▶ DIRECTIONS FOR THIS TASK
Please return the full listing below without altering anything.
+ + +
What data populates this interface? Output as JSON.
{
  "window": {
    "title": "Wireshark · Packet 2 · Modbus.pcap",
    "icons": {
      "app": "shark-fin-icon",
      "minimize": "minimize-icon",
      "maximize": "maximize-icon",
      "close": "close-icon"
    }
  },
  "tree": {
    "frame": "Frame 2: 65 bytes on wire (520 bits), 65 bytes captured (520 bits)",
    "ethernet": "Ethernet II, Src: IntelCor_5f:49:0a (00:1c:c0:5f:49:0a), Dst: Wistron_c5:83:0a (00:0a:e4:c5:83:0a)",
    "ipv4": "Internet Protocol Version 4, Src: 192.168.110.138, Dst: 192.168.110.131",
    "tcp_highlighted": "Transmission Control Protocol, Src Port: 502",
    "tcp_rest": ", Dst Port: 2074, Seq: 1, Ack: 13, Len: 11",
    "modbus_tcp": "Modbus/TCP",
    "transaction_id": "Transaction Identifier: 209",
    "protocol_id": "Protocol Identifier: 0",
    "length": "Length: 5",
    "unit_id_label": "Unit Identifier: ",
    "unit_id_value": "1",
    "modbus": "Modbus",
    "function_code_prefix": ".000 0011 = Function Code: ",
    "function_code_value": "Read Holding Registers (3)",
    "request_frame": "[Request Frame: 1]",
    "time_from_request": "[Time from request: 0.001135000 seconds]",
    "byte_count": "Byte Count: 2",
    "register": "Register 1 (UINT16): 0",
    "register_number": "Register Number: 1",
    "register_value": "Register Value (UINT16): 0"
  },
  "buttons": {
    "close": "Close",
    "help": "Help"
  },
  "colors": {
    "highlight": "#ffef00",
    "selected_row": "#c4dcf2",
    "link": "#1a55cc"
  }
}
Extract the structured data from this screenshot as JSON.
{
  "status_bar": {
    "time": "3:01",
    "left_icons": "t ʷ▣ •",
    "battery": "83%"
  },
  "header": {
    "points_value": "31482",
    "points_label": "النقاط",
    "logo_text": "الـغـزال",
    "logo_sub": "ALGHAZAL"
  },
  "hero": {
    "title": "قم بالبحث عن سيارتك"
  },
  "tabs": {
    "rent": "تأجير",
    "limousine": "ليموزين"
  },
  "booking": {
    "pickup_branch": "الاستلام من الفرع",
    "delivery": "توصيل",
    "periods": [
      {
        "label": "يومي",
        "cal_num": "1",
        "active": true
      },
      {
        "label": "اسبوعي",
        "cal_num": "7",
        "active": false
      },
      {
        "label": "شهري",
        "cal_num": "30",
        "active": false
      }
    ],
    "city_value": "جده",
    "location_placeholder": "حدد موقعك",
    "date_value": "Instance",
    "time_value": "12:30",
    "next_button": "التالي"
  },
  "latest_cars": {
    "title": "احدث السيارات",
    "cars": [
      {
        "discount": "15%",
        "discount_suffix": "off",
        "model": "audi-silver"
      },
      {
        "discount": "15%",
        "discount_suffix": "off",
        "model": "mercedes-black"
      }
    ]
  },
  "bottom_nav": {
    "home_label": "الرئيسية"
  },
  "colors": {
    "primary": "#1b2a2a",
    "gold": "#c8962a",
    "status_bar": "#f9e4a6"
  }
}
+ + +
▶ ANSWER SECTION
What data populates this interface? Output as JSON.
{
  "window": {
    "title": "Wireshark · Packet 2 · Modbus.pcap",
    "icons": {
      "app": "shark-fin-icon",
      "minimize": "minimize-icon",
      "maximize": "maximize-icon",
      "close": "close-icon"
    }
  },
  "tree": {
    "frame": "Frame 2: 65 bytes on wire (520 bits), 65 bytes captured (520 bits)",
    "ethernet": "Ethernet II, Src: IntelCor_5f:49:0a (00:1c:c0:5f:49:0a), Dst: Wistron_c5:83:0a (00:0a:e4:c5:83:0a)",
    "ipv4": "Internet Protocol Version 4, Src: 192.168.110.138, Dst: 192.168.110.131",
    "tcp_highlighted": "Transmission Control Protocol, Src Port: 502",
    "tcp_rest": ", Dst Port: 2074, Seq: 1, Ack: 13, Len: 11",
    "modbus_tcp": "Modbus/TCP",
    "transaction_id": "Transaction Identifier: 209",
    "protocol_id": "Protocol Identifier: 0",
    "length": "Length: 5",
    "unit_id_label": "Unit Identifier: ",
    "unit_id_value": "1",
    "modbus": "Modbus",
    "function_code_prefix": ".000 0011 = Function Code: ",
    "function_code_value": "Read Holding Registers (3)",
    "request_frame": "[Request Frame: 1]",
    "time_from_request": "[Time from request: 0.001135000 seconds]",
    "byte_count": "Byte Count: 2",
    "register": "Register 1 (UINT16): 0",
    "register_number": "Register Number: 1",
    "register_value": "Register Value (UINT16): 0"
  },
  "buttons": {
    "close": "Close",
    "help": "Help"
  },
  "colors": {
    "highlight": "#ffef00",
    "selected_row": "#c4dcf2",
    "link": "#1a55cc"
  }
}
Extract the structured data from this screenshot as JSON.
{
  "status_bar": {
    "time": "3:01",
    "left_icons": "t ʷ▣ •",
    "battery": "83%"
  },
  "header": {
    "points_value": "31482",
    "points_label": "النقاط",
    "logo_text": "الـغـزال",
    "logo_sub": "ALGHAZAL"
  },
  "hero": {
    "title": "قم بالبحث عن سيارتك"
  },
  "tabs": {
    "rent": "تأجير",
    "limousine": "ليموزين"
  },
  "booking": {
    "pickup_branch": "الاستلام من الفرع",
    "delivery": "توصيل",
    "periods": [
      {
        "label": "يومي",
        "cal_num": "1",
        "active": true
      },
      {
        "label": "اسبوعي",
        "cal_num": "7",
        "active": false
      },
      {
        "label": "شهري",
        "cal_num": "30",
        "active": false
      }
    ],
    "city_value": "جده",
    "location_placeholder": "حدد موقعك",
    "date_value": "Instance",
    "time_value": "12:30",
    "next_button": "التالي"
  },
  "latest_cars": {
    "title": "احدث السيارات",
    "cars": [
      {
        "discount": "15%",
        "discount_suffix": "off",
        "model": "audi-silver"
      },
      {
        "discount": "15%",
        "discount_suffix": "off",
        "model": "mercedes-black"
      }
    ]
  },
  "bottom_nav": {
    "home_label": "الرئيسية"
  },
  "colors": {
    "primary": "#1b2a2a",
    "gold": "#c8962a",
    "status_bar": "#f9e4a6"
  }
}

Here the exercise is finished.